Throughout the campaign, Trudeau has been a frequent target for meme-makers. Some of his speeches have also been manipulated into misleading videos that are rapidly posted and shared on social media.
However, many of these memes were created by internal actors, like Canada Proud and its sister groups. There isn’t yet any evidence that foreign actors have used these tactics to interfere with the Canadian election.
A survey of the disinformation campaigns that have been revealed over the campaign shows that election influence in Canada is more partisan in nature.
A National Observer investigation explored how Canada’s oil and gas lobby were collecting personal data as they ran an online campaign to “Vote Energy” through memes, videos and more.
The Globe and Mail found that the Manning Centre — an organization founded by former Reform Party leader Preston Manning — is the driving financial force behind a network of anti-Liberal Facebook pages pumping out political messaging and memes during the federal election campaign.
All of Canada Proud's campaign spending has gone through a company owned by the right-wing political advocacy group's founder.
There were also reports of the Chinese social media app, WeChat, peddling partisan advertisements, including a Conservative attack ad. The social media company told CBC that is does not accept or support political ads, but that they had been shared by a user. While Elections Canada has admitted it keeps an eye on WeChat, it couldn’t confirm what ads it had seen.
WeChat ads also played a role in fear-mongering in one Toronto riding, according to a Vice Canada report, where the partisan ads online translated to an aggressive ground campaign in a too-close-to-call suburb.
The final weeks of the campaign brought a particular explosion of fake news and partisan misinformation. A handful of fringe media sites ran a series of anti-Liberal stories, many that specifically targeted Trudeau.
The bombshell moment came when rumors spread online of an imminent Global and Mail story that would reveal Trudeau was fired from Vancouver’s West Point Grey Academy, where he was a teacher, for having sexual relations with a student or parent (depending on the source).
The story simply wasn’t true.
But that didn’t stop The Buffalo Chronicle, a fake news platform, from writing a story about it — giving cause for far-right online platforms True North and the Rebel to start asking the prime minister about the imagined incident after the Oct. 7 English-language debate.
The fact that the story was completely false also didn’t stop the online machine from spreading the false rumors — spurred in part by the Conservatives sending a press release asking, “Why did Justin Trudeau leave his teaching job at West Point Grey Academy?”
The rumour mill started again when, just a week before election day. Trudeau was forced to increase security measures because of a security threat. At a campaign stop in Mississauga, Ontario, he donned body armour and was guarded by a uniformed tactical team.
The online discourse once again was full of conspiracies no one could stop from spreading. Some suggested the whole incident was staged to garner sympathy for Trudeau.
What transpired showed that the potent role of these social media organizations was overlooked or underestimated time and again.

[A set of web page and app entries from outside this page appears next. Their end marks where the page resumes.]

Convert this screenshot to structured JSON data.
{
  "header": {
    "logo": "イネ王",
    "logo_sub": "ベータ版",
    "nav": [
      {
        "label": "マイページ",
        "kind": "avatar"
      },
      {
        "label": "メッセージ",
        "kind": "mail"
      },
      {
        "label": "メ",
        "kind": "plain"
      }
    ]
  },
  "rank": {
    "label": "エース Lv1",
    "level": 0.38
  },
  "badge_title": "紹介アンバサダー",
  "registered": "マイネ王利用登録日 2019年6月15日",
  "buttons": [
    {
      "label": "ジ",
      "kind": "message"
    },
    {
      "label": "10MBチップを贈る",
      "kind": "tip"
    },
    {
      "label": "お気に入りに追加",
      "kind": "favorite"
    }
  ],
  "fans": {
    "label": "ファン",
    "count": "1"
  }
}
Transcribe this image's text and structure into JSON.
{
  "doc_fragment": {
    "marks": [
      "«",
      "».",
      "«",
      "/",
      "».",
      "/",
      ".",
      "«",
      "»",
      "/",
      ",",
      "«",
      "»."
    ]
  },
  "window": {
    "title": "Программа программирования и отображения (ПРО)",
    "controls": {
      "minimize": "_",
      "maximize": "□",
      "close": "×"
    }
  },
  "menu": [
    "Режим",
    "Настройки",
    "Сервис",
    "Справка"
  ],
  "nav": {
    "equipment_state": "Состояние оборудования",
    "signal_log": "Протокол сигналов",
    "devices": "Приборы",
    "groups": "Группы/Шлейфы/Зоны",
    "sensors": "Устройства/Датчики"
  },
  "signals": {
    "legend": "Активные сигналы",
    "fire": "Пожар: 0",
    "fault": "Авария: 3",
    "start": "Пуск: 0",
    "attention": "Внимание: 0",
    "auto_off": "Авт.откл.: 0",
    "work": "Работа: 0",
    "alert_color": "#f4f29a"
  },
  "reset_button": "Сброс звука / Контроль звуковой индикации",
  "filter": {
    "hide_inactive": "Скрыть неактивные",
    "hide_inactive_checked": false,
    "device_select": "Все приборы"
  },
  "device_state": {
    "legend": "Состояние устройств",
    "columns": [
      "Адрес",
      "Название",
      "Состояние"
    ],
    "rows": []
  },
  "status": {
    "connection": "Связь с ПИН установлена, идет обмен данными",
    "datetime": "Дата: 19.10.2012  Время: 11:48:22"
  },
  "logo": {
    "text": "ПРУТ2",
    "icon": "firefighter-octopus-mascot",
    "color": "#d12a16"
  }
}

For example, Reddit was a major driving force spreading unsubstantiated allegations that the prime minister was immersed in a non-existent sex scandal.
The federal government left an April meeting with social media platform Reddit believing the organization doesn't "have a great deal of problems with 'fake news,'" and is not “particularly useful for co-ordinated disinformation campaigns,” according to internal documents obtained through freedom of information by McIntosh.
As she reported, "It’s a platform where, for years, hate speech and disinformation have thrived within certain Canadian sections of the website."
Editor's note: This story was updated at 6:16 AM